§ ACTION ITEM
Note each line in the data holding the string "white" and report it.

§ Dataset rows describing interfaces
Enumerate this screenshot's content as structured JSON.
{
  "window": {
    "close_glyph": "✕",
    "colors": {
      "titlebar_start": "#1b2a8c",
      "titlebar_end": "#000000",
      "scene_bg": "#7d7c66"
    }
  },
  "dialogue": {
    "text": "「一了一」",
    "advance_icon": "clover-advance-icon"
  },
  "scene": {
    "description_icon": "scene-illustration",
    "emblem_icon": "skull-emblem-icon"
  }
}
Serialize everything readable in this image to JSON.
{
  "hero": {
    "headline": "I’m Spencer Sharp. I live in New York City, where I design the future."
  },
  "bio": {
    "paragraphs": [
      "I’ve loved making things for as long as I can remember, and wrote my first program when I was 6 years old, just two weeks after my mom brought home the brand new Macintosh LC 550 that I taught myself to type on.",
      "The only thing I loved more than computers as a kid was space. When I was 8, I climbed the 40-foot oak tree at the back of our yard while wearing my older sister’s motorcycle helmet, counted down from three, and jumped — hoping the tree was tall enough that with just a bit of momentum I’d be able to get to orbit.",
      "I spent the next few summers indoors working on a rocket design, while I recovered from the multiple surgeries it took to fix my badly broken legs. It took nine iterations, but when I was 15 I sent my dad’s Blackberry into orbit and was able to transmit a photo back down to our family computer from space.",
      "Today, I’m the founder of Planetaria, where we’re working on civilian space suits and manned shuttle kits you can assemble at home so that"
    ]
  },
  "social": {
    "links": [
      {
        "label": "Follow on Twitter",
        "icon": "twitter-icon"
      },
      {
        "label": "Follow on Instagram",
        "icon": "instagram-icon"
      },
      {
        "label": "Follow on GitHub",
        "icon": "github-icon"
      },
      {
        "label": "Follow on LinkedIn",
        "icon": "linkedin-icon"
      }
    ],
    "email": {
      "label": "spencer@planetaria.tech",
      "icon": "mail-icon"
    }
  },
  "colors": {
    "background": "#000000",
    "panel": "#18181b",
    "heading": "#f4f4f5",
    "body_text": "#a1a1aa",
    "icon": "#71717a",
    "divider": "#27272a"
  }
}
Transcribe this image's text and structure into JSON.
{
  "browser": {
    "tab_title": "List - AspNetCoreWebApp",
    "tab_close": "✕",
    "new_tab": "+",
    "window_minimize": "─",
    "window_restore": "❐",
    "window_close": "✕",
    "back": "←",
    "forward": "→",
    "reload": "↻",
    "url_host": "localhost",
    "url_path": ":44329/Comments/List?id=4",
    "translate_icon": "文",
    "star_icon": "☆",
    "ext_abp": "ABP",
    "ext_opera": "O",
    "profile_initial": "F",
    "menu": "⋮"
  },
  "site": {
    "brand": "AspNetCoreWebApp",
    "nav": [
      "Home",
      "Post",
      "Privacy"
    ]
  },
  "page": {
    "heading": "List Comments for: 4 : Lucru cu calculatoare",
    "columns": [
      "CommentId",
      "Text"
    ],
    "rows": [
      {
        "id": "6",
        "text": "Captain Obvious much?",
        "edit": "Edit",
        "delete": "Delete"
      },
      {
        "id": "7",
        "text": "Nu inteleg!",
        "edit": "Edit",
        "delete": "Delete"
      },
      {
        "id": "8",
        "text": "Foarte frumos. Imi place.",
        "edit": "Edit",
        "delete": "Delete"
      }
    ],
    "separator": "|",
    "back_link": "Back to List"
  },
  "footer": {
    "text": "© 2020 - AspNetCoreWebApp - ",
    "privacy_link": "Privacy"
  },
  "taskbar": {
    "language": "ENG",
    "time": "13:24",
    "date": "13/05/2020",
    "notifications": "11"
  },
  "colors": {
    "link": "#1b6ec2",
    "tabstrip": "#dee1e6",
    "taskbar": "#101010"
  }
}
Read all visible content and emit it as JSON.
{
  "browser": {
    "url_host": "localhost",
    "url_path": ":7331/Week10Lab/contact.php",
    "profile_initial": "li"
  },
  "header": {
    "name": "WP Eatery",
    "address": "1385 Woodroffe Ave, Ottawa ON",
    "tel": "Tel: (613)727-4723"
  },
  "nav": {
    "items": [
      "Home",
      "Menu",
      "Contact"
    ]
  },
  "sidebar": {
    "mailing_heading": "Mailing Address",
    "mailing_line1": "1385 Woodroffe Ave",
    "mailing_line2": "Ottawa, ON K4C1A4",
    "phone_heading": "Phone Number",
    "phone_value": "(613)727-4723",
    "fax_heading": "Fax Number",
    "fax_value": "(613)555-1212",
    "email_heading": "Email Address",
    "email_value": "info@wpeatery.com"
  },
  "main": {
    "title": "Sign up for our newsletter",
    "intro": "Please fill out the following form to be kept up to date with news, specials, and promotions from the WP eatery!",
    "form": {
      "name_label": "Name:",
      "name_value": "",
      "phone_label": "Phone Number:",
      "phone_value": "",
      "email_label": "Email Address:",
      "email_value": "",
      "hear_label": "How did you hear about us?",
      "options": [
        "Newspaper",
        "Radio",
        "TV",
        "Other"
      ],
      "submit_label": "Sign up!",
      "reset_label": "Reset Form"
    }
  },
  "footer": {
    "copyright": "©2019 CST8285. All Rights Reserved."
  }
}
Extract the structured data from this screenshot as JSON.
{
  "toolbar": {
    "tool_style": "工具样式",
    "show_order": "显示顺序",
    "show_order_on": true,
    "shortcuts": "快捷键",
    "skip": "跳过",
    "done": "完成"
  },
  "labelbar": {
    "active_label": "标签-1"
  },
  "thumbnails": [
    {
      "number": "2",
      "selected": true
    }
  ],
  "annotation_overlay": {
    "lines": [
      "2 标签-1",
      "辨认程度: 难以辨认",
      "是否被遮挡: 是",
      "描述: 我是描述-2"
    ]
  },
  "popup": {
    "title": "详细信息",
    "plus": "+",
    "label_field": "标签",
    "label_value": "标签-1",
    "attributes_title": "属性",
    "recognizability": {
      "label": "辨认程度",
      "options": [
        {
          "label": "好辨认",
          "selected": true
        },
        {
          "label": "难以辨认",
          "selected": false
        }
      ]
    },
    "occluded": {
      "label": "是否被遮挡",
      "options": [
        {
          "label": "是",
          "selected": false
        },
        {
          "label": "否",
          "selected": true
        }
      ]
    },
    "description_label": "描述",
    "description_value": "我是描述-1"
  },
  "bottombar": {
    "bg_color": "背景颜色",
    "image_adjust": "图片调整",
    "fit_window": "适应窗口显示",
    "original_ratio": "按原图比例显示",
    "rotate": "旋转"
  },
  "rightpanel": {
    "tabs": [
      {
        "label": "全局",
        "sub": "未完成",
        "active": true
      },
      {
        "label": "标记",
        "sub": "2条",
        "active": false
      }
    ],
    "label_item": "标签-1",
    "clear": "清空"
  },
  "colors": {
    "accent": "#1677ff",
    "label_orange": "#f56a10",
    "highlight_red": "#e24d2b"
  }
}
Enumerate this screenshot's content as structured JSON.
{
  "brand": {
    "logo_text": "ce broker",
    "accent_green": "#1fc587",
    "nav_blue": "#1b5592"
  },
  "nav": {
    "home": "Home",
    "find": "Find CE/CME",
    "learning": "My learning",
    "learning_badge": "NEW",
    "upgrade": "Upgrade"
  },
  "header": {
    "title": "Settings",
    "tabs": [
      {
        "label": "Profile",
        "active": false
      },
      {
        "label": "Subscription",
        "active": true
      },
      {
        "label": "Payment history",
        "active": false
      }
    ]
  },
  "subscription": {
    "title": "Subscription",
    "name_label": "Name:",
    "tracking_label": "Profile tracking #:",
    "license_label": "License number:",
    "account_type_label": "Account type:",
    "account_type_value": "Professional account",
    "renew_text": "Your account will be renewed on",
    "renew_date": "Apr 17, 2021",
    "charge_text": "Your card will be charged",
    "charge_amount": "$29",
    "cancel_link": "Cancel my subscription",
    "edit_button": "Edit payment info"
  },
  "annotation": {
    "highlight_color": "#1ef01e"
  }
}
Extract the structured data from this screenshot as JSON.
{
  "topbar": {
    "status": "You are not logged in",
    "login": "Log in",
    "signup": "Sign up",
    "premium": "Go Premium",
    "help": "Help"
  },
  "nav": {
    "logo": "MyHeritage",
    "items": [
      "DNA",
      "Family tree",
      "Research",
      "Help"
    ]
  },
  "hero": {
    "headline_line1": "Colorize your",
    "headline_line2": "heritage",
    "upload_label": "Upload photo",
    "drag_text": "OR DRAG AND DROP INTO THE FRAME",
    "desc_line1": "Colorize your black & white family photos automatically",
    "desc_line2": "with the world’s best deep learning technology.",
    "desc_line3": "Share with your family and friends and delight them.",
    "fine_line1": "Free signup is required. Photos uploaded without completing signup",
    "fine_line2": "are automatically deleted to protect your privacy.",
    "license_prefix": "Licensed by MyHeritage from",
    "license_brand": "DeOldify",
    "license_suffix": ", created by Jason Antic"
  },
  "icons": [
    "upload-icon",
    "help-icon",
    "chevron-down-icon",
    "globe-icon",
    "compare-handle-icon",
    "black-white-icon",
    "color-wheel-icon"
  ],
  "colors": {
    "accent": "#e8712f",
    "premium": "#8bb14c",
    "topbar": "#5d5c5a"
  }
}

§ TASK RESULT
    "desc_line1": "Colorize your black & white family photos automatically",
    "black-white-icon",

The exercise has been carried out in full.